DIRECTIONS: The data below calls for an exact copy.
== RECORDED DATA
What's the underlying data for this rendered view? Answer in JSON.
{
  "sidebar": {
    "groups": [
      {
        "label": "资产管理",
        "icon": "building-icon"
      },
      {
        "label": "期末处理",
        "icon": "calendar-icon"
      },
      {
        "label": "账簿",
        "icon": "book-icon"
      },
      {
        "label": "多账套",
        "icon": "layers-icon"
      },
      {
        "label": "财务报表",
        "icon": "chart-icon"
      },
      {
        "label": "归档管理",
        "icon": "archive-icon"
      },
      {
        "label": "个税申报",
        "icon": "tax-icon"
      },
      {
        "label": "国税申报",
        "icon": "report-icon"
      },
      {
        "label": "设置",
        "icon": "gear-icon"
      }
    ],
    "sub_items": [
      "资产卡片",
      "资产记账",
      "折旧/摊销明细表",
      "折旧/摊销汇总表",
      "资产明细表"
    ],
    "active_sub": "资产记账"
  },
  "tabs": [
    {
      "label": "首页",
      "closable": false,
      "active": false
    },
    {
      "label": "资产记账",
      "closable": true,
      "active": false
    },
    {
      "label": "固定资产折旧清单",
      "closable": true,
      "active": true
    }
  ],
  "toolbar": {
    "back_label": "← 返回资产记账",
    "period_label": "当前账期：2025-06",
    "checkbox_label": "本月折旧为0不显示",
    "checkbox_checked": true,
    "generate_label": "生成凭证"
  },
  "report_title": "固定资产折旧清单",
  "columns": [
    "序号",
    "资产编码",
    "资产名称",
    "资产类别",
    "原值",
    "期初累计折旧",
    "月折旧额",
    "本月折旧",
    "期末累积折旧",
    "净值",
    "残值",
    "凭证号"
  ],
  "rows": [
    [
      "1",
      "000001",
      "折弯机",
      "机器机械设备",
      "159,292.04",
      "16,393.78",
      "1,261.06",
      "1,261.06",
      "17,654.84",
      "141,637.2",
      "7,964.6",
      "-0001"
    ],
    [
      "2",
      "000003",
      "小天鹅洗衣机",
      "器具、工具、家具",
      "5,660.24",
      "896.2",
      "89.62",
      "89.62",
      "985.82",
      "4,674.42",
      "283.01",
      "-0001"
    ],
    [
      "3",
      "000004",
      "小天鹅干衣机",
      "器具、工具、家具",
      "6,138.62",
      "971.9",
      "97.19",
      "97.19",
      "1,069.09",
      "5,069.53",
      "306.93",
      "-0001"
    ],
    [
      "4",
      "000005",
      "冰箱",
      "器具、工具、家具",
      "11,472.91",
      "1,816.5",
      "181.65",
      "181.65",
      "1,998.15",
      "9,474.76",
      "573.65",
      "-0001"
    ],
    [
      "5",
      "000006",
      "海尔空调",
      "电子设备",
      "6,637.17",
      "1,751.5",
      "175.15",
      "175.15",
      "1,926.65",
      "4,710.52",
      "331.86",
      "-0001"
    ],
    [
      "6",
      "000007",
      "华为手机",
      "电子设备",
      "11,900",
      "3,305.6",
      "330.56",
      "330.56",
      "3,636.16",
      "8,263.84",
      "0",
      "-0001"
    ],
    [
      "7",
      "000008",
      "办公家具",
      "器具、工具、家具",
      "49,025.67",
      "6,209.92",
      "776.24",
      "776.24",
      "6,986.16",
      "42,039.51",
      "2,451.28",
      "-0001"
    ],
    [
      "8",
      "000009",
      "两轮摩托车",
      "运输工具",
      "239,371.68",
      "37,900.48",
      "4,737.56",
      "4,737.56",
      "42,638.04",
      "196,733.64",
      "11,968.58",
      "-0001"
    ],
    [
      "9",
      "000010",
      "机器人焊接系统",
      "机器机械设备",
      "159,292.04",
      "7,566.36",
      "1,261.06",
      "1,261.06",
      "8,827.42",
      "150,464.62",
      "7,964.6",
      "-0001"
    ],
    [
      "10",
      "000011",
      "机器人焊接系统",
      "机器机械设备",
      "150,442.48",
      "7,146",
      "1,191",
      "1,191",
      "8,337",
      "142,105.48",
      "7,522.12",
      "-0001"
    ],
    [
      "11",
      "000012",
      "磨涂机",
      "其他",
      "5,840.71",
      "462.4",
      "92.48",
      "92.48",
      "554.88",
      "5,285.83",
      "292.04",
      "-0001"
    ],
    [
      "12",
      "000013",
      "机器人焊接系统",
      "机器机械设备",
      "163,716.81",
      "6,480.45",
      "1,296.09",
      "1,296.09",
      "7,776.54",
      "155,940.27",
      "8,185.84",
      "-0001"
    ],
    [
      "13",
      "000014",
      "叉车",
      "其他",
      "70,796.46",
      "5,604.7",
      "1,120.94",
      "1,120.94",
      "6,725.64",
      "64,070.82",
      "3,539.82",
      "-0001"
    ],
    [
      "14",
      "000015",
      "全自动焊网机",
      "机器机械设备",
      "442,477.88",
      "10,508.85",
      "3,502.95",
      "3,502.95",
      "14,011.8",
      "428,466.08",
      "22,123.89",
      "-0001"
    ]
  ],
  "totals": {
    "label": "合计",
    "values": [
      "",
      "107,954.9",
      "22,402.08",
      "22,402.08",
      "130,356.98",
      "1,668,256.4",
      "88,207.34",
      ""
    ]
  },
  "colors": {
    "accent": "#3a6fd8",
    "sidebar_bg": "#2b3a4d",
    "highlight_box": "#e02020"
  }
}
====
PROBLEM SOLUTION:
What's the underlying data for this rendered view? Answer in JSON.
{
  "sidebar": {
    "groups": [
      {
        "label": "资产管理",
        "icon": "building-icon"
      },
      {
        "label": "期末处理",
        "icon": "calendar-icon"
      },
      {
        "label": "账簿",
        "icon": "book-icon"
      },
      {
        "label": "多账套",
        "icon": "layers-icon"
      },
      {
        "label": "财务报表",
        "icon": "chart-icon"
      },
      {
        "label": "归档管理",
        "icon": "archive-icon"
      },
      {
        "label": "个税申报",
        "icon": "tax-icon"
      },
      {
        "label": "国税申报",
        "icon": "report-icon"
      },
      {
        "label": "设置",
        "icon": "gear-icon"
      }
    ],
    "sub_items": [
      "资产卡片",
      "资产记账",
      "折旧/摊销明细表",
      "折旧/摊销汇总表",
      "资产明细表"
    ],
    "active_sub": "资产记账"
  },
  "tabs": [
    {
      "label": "首页",
      "closable": false,
      "active": false
    },
    {
      "label": "资产记账",
      "closable": true,
      "active": false
    },
    {
      "label": "固定资产折旧清单",
      "closable": true,
      "active": true
    }
  ],
  "toolbar": {
    "back_label": "← 返回资产记账",
    "period_label": "当前账期：2025-06",
    "checkbox_label": "本月折旧为0不显示",
    "checkbox_checked": true,
    "generate_label": "生成凭证"
  },
  "report_title": "固定资产折旧清单",
  "columns": [
    "序号",
    "资产编码",
    "资产名称",
    "资产类别",
    "原值",
    "期初累计折旧",
    "月折旧额",
    "本月折旧",
    "期末累积折旧",
    "净值",
    "残值",
    "凭证号"
  ],
  "rows": [
    [
      "1",
      "000001",
      "折弯机",
      "机器机械设备",
      "159,292.04",
      "16,393.78",
      "1,261.06",
      "1,261.06",
      "17,654.84",
      "141,637.2",
      "7,964.6",
      "-0001"
    ],
    [
      "2",
      "000003",
      "小天鹅洗衣机",
      "器具、工具、家具",
      "5,660.24",
      "896.2",
      "89.62",
      "89.62",
      "985.82",
      "4,674.42",
      "283.01",
      "-0001"
    ],
    [
      "3",
      "000004",
      "小天鹅干衣机",
      "器具、工具、家具",
      "6,138.62",
      "971.9",
      "97.19",
      "97.19",
      "1,069.09",
      "5,069.53",
      "306.93",
      "-0001"
    ],
    [
      "4",
      "000005",
      "冰箱",
      "器具、工具、家具",
      "11,472.91",
      "1,816.5",
      "181.65",
      "181.65",
      "1,998.15",
      "9,474.76",
      "573.65",
      "-0001"
    ],
    [
      "5",
      "000006",
      "海尔空调",
      "电子设备",
      "6,637.17",
      "1,751.5",
      "175.15",
      "175.15",
      "1,926.65",
      "4,710.52",
      "331.86",
      "-0001"
    ],
    [
      "6",
      "000007",
      "华为手机",
      "电子设备",
      "11,900",
      "3,305.6",
      "330.56",
      "330.56",
      "3,636.16",
      "8,263.84",
      "0",
      "-0001"
    ],
    [
      "7",
      "000008",
      "办公家具",
      "器具、工具、家具",
      "49,025.67",
      "6,209.92",
      "776.24",
      "776.24",
      "6,986.16",
      "42,039.51",
      "2,451.28",
      "-0001"
    ],
    [
      "8",
      "000009",
      "两轮摩托车",
      "运输工具",
      "239,371.68",
      "37,900.48",
      "4,737.56",
      "4,737.56",
      "42,638.04",
      "196,733.64",
      "11,968.58",
      "-0001"
    ],
    [
      "9",
      "000010",
      "机器人焊接系统",
      "机器机械设备",
      "159,292.04",
      "7,566.36",
      "1,261.06",
      "1,261.06",
      "8,827.42",
      "150,464.62",
      "7,964.6",
      "-0001"
    ],
    [
      "10",
      "000011",
      "机器人焊接系统",
      "机器机械设备",
      "150,442.48",
      "7,146",
      "1,191",
      "1,191",
      "8,337",
      "142,105.48",
      "7,522.12",
      "-0001"
    ],
    [
      "11",
      "000012",
      "磨涂机",
      "其他",
      "5,840.71",
      "462.4",
      "92.48",
      "92.48",
      "554.88",
      "5,285.83",
      "292.04",
      "-0001"
    ],
    [
      "12",
      "000013",
      "机器人焊接系统",
      "机器机械设备",
      "163,716.81",
      "6,480.45",
      "1,296.09",
      "1,296.09",
      "7,776.54",
      "155,940.27",
      "8,185.84",
      "-0001"
    ],
    [
      "13",
      "000014",
      "叉车",
      "其他",
      "70,796.46",
      "5,604.7",
      "1,120.94",
      "1,120.94",
      "6,725.64",
      "64,070.82",
      "3,539.82",
      "-0001"
    ],
    [
      "14",
      "000015",
      "全自动焊网机",
      "机器机械设备",
      "442,477.88",
      "10,508.85",
      "3,502.95",
      "3,502.95",
      "14,011.8",
      "428,466.08",
      "22,123.89",
      "-0001"
    ]
  ],
  "totals": {
    "label": "合计",
    "values": [
      "",
      "107,954.9",
      "22,402.08",
      "22,402.08",
      "130,356.98",
      "1,668,256.4",
      "88,207.34",
      ""
    ]
  },
  "colors": {
    "accent": "#3a6fd8",
    "sidebar_bg": "#2b3a4d",
    "highlight_box": "#e02020"
  }
}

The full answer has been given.